“Termination is not necessary to protect against the risk of damage to the Australian economy from future, as-yet unspecified, protected industrial action.

“There is no basis for the commission to find there to be any likelihood of Svitzer threatening a further lockout in the future if protected industrial action is suspended and not terminated.

“The mere possibility that Svitzer may threaten a further lockout in the future should not be a sufficient basis to terminate protected industrial action.

“… an interim order should be made preventing the lockout and the proceeding should be adjourned to give parties time to prepare their cases. In the alternative, an order should be made suspending protected industrial action until 1 January 2023.”

Greg Yates, senior national organiser for AIMPE, highlighted the risk of stopping shipping in ports where there is no alternative operator.

“That would mean that no containers, fuel, minerals, primary produce and commodities, passenger ships (that require tugs), defence vessels or other large vessels would be permitted to arrive or depart.
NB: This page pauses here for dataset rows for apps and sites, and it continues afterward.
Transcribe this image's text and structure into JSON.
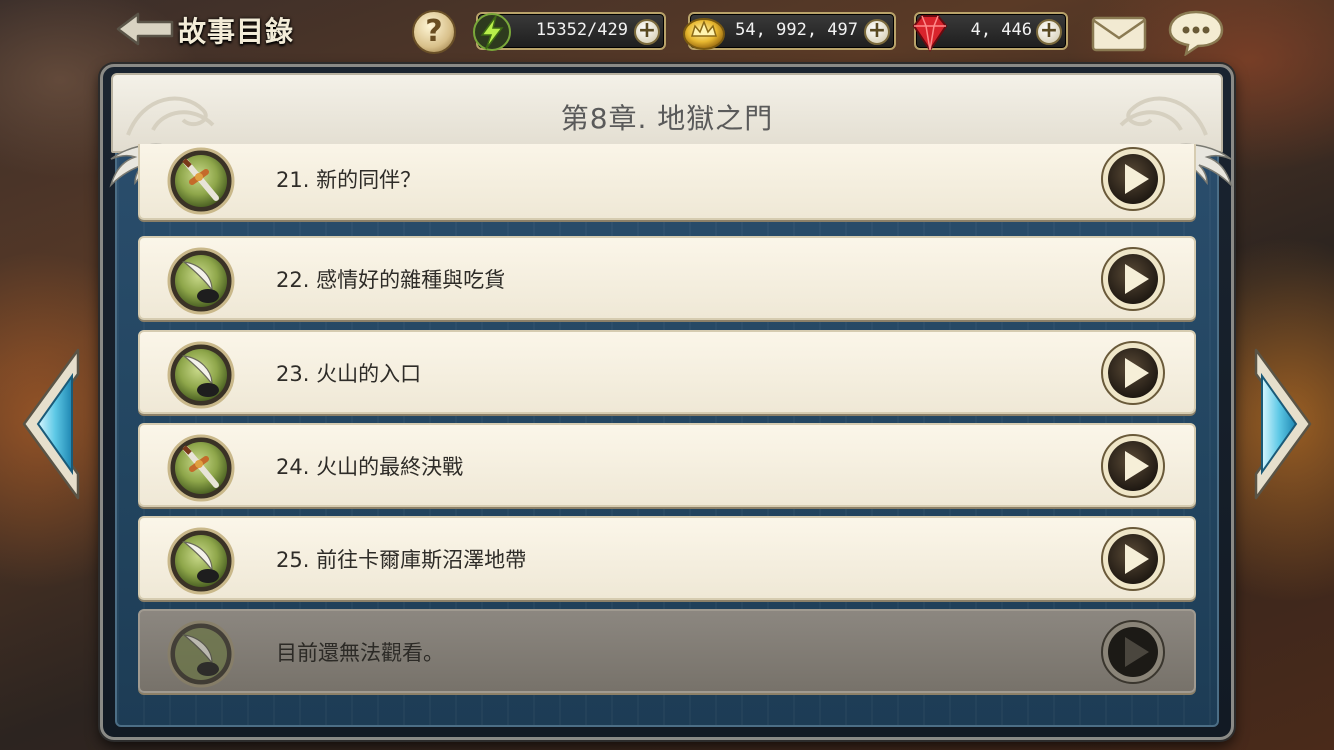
{
  "header": {
    "title": "故事目錄",
    "help_label": "?",
    "energy": "15352/429",
    "gold": "54, 992, 497",
    "gems": "4, 446",
    "plus_label": "+"
  },
  "panel": {
    "chapter_title": "第8章.  地獄之門"
  },
  "stories": [
    {
      "label": "21.  新的同伴？",
      "icon": "sword-icon",
      "locked": false
    },
    {
      "label": "22.  感情好的雜種與吃貨",
      "icon": "quill-ink-icon",
      "locked": false
    },
    {
      "label": "23.  火山的入口",
      "icon": "quill-ink-icon",
      "locked": false
    },
    {
      "label": "24.  火山的最終決戰",
      "icon": "sword-icon",
      "locked": false
    },
    {
      "label": "25.  前往卡爾庫斯沼澤地帶",
      "icon": "quill-ink-icon",
      "locked": false
    },
    {
      "label": "目前還無法觀看。",
      "icon": "quill-ink-icon",
      "locked": true
    }
  ]
}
The effect would be to stop imports and exports in and out of those ports.

“I do not know the actual extent to which the economic harm the lockout would cause, but it would be very extensive if for an indefinite period.”

AIMPE said Svitzer “willingly” threatened the economy of Australia and the safety of the Australian people in pursuit of its preference to opt out of bargaining and into arbitration.

“It has ‘done a Qantas’, except that the implications in this case are not only immense distress and inconvenience to customers but threats to the Australian economy and the safety of the Australian people.

“That Svitzer has ruthlessly pursued its own interests in slashing unit labour costs is not necessarily a cause for criticism.

“The fact that it is willing to compromise the public interest so recklessly is a cause for harsh criticism, and a matter squarely relevant to the exercise of the commission’s discretion in this case.

“It is critical that Svitzer’s approach of reckless pursuit of its industrial goals at any cost not be rewarded by delivering to Svitzer its preferred outcome of termination of bargaining.

“To do so would be inimical to the statutory objection of the provision of a balanced framework for cooperative and productive workplace relations that promotes national prosperity by providing laws that are fair to working Australians, promote productivity and economic growth, emphasise collective bargaining.

“Svitzer’s approach of using its considerable economic influence to opt out of bargaining by threatening the economy, if vindicated by the commission, would involve the statute operating in a way which was unbalanced, unfair, antithetical to national economic prosperity, productivity and economic growth, and would undermine collective bargaining.

“For that reason alone, Svitzer’s preferred outcome of termination should be rejected.”

Svitzer argues for termination

While the three unions argued that the commission should suspend, rather than terminate industrial action, Svitzer argued for a termination.

In its submission, Svitzer’s lawyers argue that the FWC should terminate because of the threat to the economy caused by the indefinite lockout is ongoing rather than temporary, and also because of the protracted nature of the negotiations, including 75 bargaining and drafting meetings over three years.

And, the lawyers wrote, a suspension has already been attempted, “and the unions continued to organise employee industrial action, leading Svitzer to eventually give notice of the lockout”.

“A suspension would be of little assistance to anyone because hostilities are likely to resume after the suspension ends, as in fact happened after the previous suspension,” the company’s lawyers wrote.

Additional reporting by Abby Williams.